- [Problem description] An exact reproduction of all the entries is the expected answer.

- [Records supplied]
──────
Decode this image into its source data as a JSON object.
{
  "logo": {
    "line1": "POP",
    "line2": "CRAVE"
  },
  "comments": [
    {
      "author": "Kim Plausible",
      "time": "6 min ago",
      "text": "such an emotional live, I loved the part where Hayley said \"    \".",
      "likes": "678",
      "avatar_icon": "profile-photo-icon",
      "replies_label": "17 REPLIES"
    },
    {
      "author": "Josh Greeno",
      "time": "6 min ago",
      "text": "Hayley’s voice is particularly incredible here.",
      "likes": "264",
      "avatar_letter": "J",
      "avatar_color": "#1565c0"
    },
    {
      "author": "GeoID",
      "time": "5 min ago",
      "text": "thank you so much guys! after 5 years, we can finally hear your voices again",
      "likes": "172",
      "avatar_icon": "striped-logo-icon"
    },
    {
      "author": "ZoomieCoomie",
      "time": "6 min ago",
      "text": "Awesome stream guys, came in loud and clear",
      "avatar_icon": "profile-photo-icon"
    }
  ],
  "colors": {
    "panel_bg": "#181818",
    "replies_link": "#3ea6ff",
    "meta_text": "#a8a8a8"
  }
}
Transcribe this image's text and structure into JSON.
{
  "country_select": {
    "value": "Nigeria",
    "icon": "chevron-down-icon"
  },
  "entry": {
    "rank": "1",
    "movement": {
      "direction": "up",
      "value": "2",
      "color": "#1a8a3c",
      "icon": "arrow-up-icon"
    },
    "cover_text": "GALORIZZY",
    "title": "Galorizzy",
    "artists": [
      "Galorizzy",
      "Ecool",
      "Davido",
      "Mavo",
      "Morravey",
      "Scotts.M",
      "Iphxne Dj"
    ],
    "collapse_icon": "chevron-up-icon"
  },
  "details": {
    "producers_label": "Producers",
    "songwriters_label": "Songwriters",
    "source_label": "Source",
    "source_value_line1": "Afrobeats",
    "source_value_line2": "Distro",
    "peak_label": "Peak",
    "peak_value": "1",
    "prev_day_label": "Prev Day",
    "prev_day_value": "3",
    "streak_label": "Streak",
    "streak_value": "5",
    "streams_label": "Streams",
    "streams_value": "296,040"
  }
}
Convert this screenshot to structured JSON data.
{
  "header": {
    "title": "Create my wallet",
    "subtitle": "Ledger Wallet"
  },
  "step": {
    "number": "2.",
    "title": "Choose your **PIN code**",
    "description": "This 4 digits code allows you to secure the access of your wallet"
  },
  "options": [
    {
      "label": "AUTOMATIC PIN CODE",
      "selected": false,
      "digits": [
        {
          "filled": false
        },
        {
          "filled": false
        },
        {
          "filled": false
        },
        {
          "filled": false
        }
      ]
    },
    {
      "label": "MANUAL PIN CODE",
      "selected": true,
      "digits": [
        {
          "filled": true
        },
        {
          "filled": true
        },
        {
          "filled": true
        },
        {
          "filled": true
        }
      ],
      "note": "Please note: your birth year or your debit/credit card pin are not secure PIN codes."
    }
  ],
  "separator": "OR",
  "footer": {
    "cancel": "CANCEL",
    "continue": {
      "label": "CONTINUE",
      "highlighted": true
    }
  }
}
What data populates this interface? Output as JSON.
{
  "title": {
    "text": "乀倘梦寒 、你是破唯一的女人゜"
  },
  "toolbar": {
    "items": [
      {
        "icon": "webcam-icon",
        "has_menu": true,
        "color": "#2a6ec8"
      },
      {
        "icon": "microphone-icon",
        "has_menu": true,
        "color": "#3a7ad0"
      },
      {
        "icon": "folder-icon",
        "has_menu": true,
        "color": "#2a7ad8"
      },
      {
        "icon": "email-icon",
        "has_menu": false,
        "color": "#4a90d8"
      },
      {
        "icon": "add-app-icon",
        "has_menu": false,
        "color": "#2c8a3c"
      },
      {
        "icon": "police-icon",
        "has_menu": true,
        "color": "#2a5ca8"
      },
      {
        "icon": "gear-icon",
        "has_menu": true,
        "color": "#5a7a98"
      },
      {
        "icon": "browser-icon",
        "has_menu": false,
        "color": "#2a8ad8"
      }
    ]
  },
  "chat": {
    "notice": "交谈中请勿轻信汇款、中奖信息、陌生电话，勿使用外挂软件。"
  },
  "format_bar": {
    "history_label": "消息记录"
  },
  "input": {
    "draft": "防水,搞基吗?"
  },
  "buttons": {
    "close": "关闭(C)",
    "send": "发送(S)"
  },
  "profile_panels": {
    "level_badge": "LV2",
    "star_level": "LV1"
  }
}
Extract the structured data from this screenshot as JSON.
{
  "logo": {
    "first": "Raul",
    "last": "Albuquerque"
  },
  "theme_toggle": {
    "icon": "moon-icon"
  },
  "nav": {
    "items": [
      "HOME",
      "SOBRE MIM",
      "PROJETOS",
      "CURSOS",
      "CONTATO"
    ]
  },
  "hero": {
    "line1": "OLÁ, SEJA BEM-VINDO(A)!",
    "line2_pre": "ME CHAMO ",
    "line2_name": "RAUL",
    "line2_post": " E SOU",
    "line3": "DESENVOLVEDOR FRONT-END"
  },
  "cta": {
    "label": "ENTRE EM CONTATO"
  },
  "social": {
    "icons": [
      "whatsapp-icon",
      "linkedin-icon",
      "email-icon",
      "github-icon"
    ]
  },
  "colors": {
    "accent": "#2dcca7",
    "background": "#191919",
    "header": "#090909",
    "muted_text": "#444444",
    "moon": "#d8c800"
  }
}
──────
- [Finished exercise]
Decode this image into its source data as a JSON object.
{
  "logo": {
    "line1": "POP",
    "line2": "CRAVE"
  },
  "comments": [
    {
      "author": "Kim Plausible",
      "time": "6 min ago",
      "text": "such an emotional live, I loved the part where Hayley said \"    \".",
      "likes": "678",
      "avatar_icon": "profile-photo-icon",
      "replies_label": "17 REPLIES"
    },
    {
      "author": "Josh Greeno",
      "time": "6 min ago",
      "text": "Hayley’s voice is particularly incredible here.",
      "likes": "264",
      "avatar_letter": "J",
      "avatar_color": "#1565c0"
    },
    {
      "author": "GeoID",
      "time": "5 min ago",
      "text": "thank you so much guys! after 5 years, we can finally hear your voices again",
      "likes": "172",
      "avatar_icon": "striped-logo-icon"
    },
    {
      "author": "ZoomieCoomie",
      "time": "6 min ago",
      "text": "Awesome stream guys, came in loud and clear",
      "avatar_icon": "profile-photo-icon"
    }
  ],
  "colors": {
    "panel_bg": "#181818",
    "replies_link": "#3ea6ff",
    "meta_text": "#a8a8a8"
  }
}
Transcribe this image's text and structure into JSON.
{
  "country_select": {
    "value": "Nigeria",
    "icon": "chevron-down-icon"
  },
  "entry": {
    "rank": "1",
    "movement": {
      "direction": "up",
      "value": "2",
      "color": "#1a8a3c",
      "icon": "arrow-up-icon"
    },
    "cover_text": "GALORIZZY",
    "title": "Galorizzy",
    "artists": [
      "Galorizzy",
      "Ecool",
      "Davido",
      "Mavo",
      "Morravey",
      "Scotts.M",
      "Iphxne Dj"
    ],
    "collapse_icon": "chevron-up-icon"
  },
  "details": {
    "producers_label": "Producers",
    "songwriters_label": "Songwriters",
    "source_label": "Source",
    "source_value_line1": "Afrobeats",
    "source_value_line2": "Distro",
    "peak_label": "Peak",
    "peak_value": "1",
    "prev_day_label": "Prev Day",
    "prev_day_value": "3",
    "streak_label": "Streak",
    "streak_value": "5",
    "streams_label": "Streams",
    "streams_value": "296,040"
  }
}
Convert this screenshot to structured JSON data.
{
  "header": {
    "title": "Create my wallet",
    "subtitle": "Ledger Wallet"
  },
  "step": {
    "number": "2.",
    "title": "Choose your **PIN code**",
    "description": "This 4 digits code allows you to secure the access of your wallet"
  },
  "options": [
    {
      "label": "AUTOMATIC PIN CODE",
      "selected": false,
      "digits": [
        {
          "filled": false
        },
        {
          "filled": false
        },
        {
          "filled": false
        },
        {
          "filled": false
        }
      ]
    },
    {
      "label": "MANUAL PIN CODE",
      "selected": true,
      "digits": [
        {
          "filled": true
        },
        {
          "filled": true
        },
        {
          "filled": true
        },
        {
          "filled": true
        }
      ],
      "note": "Please note: your birth year or your debit/credit card pin are not secure PIN codes."
    }
  ],
  "separator": "OR",
  "footer": {
    "cancel": "CANCEL",
    "continue": {
      "label": "CONTINUE",
      "highlighted": true
    }
  }
}
What data populates this interface? Output as JSON.
{
  "title": {
    "text": "乀倘梦寒 、你是破唯一的女人゜"
  },
  "toolbar": {
    "items": [
      {
        "icon": "webcam-icon",
        "has_menu": true,
        "color": "#2a6ec8"
      },
      {
        "icon": "microphone-icon",
        "has_menu": true,
        "color": "#3a7ad0"
      },
      {
        "icon": "folder-icon",
        "has_menu": true,
        "color": "#2a7ad8"
      },
      {
        "icon": "email-icon",
        "has_menu": false,
        "color": "#4a90d8"
      },
      {
        "icon": "add-app-icon",
        "has_menu": false,
        "color": "#2c8a3c"
      },
      {
        "icon": "police-icon",
        "has_menu": true,
        "color": "#2a5ca8"
      },
      {
        "icon": "gear-icon",
        "has_menu": true,
        "color": "#5a7a98"
      },
      {
        "icon": "browser-icon",
        "has_menu": false,
        "color": "#2a8ad8"
      }
    ]
  },
  "chat": {
    "notice": "交谈中请勿轻信汇款、中奖信息、陌生电话，勿使用外挂软件。"
  },
  "format_bar": {
    "history_label": "消息记录"
  },
  "input": {
    "draft": "防水,搞基吗?"
  },
  "buttons": {
    "close": "关闭(C)",
    "send": "发送(S)"
  },
  "profile_panels": {
    "level_badge": "LV2",
    "star_level": "LV1"
  }
}
Extract the structured data from this screenshot as JSON.
{
  "logo": {
    "first": "Raul",
    "last": "Albuquerque"
  },
  "theme_toggle": {
    "icon": "moon-icon"
  },
  "nav": {
    "items": [
      "HOME",
      "SOBRE MIM",
      "PROJETOS",
      "CURSOS",
      "CONTATO"
    ]
  },
  "hero": {
    "line1": "OLÁ, SEJA BEM-VINDO(A)!",
    "line2_pre": "ME CHAMO ",
    "line2_name": "RAUL",
    "line2_post": " E SOU",
    "line3": "DESENVOLVEDOR FRONT-END"
  },
  "cta": {
    "label": "ENTRE EM CONTATO"
  },
  "social": {
    "icons": [
      "whatsapp-icon",
      "linkedin-icon",
      "email-icon",
      "github-icon"
    ]
  },
  "colors": {
    "accent": "#2dcca7",
    "background": "#191919",
    "header": "#090909",
    "muted_text": "#444444",
    "moon": "#d8c800"
  }
}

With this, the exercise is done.